(THE INPUT)

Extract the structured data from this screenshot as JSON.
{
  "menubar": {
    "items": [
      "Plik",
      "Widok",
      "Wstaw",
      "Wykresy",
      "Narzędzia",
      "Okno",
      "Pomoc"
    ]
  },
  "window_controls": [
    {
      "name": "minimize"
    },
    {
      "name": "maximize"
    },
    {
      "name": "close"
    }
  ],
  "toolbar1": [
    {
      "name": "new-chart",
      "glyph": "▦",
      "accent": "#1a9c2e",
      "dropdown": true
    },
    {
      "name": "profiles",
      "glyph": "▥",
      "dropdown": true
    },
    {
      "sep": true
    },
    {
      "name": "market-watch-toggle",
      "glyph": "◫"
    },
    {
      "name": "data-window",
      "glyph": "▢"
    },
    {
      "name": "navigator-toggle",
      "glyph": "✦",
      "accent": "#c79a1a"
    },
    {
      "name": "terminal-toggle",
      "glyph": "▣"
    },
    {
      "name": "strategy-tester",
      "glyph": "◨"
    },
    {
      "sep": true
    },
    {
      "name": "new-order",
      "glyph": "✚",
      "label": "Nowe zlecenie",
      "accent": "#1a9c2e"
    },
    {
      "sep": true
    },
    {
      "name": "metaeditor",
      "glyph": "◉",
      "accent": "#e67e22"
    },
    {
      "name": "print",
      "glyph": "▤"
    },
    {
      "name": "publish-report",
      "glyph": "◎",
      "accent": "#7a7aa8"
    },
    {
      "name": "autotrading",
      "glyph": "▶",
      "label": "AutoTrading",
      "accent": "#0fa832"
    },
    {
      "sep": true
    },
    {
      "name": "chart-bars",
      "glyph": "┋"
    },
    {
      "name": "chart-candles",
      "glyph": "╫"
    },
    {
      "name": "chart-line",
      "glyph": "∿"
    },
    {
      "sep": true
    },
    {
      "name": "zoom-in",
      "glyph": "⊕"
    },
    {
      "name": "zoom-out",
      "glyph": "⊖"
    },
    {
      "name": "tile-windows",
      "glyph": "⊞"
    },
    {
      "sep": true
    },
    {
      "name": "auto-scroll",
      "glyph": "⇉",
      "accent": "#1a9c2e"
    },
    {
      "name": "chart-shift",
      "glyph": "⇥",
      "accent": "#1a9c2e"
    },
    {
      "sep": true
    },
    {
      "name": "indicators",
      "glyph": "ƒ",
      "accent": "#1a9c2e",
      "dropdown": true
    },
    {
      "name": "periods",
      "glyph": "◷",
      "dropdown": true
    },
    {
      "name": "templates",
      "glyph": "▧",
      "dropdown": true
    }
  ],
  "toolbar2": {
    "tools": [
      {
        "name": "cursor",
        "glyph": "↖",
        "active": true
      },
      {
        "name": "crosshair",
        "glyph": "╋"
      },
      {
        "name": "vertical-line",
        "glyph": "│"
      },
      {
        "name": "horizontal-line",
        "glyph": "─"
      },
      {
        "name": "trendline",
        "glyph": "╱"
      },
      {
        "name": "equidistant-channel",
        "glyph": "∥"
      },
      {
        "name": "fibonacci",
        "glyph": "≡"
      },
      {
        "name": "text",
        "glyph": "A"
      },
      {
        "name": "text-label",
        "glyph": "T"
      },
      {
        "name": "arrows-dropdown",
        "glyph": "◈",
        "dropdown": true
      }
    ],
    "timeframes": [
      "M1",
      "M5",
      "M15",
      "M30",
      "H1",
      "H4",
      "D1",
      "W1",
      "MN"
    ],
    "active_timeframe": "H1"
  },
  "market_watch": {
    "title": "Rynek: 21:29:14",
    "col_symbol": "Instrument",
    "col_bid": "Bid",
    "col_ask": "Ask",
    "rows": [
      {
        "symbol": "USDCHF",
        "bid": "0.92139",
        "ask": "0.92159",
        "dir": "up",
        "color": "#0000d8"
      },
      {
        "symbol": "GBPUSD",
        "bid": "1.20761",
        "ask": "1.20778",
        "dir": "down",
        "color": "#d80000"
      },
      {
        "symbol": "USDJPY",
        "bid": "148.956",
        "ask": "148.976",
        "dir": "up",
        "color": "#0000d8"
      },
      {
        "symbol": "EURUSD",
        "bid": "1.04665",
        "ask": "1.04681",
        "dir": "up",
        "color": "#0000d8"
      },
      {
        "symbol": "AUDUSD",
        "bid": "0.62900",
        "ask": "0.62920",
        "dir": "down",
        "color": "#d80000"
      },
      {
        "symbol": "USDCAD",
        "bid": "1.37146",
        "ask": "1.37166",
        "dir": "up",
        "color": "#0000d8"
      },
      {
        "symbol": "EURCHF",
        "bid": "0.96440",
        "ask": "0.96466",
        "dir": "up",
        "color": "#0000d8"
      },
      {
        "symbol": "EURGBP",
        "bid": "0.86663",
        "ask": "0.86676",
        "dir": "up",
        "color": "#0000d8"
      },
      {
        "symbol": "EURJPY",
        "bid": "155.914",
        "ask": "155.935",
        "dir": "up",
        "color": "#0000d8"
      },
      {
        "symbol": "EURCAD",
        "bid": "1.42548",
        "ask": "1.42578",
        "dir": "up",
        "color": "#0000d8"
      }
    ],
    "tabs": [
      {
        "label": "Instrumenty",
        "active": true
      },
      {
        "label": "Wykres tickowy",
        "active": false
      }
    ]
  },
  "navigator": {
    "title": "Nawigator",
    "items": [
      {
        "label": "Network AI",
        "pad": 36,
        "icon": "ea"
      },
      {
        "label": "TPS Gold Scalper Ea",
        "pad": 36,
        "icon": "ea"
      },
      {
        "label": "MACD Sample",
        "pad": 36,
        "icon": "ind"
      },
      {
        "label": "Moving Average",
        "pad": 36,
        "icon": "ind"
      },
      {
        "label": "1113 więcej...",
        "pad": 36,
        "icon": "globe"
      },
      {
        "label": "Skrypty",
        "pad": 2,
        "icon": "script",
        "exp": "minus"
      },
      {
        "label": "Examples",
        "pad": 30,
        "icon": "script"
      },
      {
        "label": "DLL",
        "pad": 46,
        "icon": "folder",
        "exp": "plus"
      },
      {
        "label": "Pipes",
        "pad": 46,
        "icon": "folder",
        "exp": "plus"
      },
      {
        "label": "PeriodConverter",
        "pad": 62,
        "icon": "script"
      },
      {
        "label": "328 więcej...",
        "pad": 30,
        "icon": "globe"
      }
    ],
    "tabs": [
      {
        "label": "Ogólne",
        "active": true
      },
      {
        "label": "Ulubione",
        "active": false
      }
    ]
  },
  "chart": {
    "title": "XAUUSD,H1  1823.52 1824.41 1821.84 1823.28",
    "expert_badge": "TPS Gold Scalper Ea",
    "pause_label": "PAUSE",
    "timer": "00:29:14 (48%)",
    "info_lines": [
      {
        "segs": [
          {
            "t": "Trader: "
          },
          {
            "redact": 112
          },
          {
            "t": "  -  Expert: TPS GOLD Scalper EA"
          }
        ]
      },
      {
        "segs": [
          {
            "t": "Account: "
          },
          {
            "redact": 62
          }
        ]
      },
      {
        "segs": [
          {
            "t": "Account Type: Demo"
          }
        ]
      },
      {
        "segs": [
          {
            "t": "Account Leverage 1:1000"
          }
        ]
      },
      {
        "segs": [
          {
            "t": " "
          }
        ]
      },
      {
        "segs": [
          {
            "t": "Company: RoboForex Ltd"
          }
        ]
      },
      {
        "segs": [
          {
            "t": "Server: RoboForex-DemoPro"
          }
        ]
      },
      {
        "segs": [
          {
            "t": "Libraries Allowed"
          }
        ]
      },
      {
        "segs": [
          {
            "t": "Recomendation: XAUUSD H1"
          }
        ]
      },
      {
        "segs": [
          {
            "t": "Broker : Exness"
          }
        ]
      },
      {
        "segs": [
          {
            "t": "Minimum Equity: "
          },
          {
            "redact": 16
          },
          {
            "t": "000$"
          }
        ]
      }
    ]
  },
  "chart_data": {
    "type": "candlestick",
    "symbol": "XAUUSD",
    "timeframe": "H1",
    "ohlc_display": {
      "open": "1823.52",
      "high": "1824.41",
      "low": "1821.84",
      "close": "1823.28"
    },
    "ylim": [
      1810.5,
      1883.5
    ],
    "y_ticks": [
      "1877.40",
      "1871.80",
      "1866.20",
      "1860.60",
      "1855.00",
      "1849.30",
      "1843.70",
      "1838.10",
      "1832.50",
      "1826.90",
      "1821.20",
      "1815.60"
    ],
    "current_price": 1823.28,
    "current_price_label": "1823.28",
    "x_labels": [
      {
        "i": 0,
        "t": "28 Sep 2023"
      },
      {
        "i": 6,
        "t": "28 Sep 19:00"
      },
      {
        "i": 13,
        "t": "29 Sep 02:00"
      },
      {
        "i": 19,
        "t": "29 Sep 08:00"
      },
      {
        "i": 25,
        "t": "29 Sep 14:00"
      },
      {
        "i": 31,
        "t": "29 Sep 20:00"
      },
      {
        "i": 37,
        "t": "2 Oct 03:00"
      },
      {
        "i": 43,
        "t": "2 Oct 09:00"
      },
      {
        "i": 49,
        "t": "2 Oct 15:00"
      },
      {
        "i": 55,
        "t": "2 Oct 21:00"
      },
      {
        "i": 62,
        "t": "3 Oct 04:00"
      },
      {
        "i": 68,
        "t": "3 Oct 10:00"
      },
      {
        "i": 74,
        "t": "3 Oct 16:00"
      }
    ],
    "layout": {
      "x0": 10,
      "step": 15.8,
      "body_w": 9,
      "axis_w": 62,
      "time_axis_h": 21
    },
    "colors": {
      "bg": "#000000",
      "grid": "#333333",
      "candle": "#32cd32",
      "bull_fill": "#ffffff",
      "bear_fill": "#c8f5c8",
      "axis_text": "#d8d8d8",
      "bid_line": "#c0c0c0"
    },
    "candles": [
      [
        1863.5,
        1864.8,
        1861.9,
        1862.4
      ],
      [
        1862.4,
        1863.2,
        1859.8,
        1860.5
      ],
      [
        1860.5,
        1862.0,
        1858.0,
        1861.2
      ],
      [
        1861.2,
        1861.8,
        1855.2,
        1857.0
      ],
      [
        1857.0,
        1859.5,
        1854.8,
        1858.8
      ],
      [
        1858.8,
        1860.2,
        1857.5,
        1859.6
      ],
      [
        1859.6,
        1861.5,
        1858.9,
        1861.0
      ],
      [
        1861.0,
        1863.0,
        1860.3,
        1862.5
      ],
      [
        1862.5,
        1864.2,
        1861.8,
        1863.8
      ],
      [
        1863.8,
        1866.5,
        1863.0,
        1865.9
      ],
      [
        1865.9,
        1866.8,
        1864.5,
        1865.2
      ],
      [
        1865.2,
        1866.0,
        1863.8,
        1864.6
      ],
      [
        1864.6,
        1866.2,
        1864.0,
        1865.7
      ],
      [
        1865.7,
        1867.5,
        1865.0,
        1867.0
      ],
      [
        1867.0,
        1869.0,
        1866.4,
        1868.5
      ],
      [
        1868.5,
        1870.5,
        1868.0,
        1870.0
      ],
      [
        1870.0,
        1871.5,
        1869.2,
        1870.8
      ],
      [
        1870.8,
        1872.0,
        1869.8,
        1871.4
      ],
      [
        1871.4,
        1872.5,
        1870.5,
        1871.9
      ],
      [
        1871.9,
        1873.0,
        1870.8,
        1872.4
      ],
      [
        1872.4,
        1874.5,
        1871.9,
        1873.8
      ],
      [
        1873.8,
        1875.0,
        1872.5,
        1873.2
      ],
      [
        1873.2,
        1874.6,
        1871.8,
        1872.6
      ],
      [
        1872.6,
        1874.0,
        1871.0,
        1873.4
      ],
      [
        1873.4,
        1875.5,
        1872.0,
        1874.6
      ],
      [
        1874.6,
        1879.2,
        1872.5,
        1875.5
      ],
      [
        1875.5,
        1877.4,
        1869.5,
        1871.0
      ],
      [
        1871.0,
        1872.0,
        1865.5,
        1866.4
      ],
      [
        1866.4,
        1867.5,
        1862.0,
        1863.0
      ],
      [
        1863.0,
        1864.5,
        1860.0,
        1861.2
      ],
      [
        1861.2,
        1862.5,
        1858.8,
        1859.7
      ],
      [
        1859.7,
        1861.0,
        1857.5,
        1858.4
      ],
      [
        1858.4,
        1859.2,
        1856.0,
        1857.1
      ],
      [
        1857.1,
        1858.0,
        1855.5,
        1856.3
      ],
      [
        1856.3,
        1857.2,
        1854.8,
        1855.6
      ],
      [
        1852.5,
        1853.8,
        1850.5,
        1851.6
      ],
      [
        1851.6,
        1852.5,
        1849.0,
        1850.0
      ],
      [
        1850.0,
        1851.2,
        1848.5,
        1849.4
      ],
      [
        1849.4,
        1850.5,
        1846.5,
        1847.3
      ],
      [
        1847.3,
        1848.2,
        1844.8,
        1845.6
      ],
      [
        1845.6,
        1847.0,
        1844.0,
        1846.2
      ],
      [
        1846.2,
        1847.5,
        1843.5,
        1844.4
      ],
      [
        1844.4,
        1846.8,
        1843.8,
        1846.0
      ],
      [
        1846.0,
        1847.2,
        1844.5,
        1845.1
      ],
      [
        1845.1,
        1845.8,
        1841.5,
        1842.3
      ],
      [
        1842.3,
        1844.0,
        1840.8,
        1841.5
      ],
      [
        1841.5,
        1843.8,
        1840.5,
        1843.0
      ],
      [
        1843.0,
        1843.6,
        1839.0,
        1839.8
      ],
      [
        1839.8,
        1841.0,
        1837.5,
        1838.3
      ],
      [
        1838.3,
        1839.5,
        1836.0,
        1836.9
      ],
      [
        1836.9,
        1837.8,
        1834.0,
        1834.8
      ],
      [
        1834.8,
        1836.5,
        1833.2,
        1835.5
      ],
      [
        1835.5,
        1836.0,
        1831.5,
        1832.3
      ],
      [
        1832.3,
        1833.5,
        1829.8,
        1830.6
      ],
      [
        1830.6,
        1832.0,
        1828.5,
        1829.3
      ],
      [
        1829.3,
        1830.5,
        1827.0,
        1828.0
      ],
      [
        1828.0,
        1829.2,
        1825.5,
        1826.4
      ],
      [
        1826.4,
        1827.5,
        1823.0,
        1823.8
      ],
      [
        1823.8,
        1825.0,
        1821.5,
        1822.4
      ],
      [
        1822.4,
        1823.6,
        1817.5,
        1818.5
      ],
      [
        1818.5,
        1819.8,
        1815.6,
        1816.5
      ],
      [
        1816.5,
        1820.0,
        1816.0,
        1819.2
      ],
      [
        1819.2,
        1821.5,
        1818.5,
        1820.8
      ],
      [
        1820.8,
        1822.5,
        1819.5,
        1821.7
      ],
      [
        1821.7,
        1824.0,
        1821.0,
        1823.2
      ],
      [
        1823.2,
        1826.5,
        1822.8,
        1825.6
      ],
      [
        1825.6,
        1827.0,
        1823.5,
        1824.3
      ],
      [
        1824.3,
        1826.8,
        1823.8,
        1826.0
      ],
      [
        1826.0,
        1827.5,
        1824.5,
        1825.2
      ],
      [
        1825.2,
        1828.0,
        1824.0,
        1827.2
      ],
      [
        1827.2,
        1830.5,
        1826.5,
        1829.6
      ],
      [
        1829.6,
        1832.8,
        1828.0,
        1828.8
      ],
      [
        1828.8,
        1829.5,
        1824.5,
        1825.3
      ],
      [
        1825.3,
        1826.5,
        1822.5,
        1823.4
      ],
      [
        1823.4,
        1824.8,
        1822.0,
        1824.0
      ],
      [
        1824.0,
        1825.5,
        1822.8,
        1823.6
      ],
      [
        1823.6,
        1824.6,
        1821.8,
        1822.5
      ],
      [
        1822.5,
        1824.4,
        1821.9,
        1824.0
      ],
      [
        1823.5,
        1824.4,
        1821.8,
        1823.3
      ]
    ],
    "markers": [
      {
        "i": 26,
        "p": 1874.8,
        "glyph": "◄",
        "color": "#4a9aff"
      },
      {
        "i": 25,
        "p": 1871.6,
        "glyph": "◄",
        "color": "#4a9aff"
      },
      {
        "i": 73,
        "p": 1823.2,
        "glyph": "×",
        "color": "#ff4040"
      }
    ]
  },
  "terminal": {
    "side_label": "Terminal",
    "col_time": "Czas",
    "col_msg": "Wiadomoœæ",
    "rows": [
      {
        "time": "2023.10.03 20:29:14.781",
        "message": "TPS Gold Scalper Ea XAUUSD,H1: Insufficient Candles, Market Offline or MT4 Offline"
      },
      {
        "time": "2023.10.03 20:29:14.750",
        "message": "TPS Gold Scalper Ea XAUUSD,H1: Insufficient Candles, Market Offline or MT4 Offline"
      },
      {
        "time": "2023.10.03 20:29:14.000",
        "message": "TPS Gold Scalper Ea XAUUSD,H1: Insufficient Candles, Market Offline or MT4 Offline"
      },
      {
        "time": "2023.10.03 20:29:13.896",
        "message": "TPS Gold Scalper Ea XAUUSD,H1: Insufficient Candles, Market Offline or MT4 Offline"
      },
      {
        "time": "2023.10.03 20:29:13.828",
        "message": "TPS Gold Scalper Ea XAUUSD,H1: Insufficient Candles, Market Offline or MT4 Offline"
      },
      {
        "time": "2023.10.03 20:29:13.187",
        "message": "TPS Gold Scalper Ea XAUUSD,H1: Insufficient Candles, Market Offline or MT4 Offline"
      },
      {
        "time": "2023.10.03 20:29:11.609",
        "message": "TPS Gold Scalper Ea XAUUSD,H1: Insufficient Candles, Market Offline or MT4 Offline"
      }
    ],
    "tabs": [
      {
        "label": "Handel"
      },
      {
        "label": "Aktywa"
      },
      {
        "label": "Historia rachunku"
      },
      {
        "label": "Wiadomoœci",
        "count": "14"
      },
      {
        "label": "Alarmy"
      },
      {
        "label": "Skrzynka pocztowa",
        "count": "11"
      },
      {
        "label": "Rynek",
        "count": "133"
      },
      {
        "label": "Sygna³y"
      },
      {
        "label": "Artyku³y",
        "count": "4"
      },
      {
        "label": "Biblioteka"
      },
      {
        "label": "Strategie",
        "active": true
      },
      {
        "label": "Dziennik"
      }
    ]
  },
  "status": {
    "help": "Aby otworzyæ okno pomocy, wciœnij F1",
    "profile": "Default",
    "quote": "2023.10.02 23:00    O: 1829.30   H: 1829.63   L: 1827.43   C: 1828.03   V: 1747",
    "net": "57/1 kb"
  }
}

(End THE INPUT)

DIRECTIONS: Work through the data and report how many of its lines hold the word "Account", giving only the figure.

RESULT FOR THIS EXERCISE: 3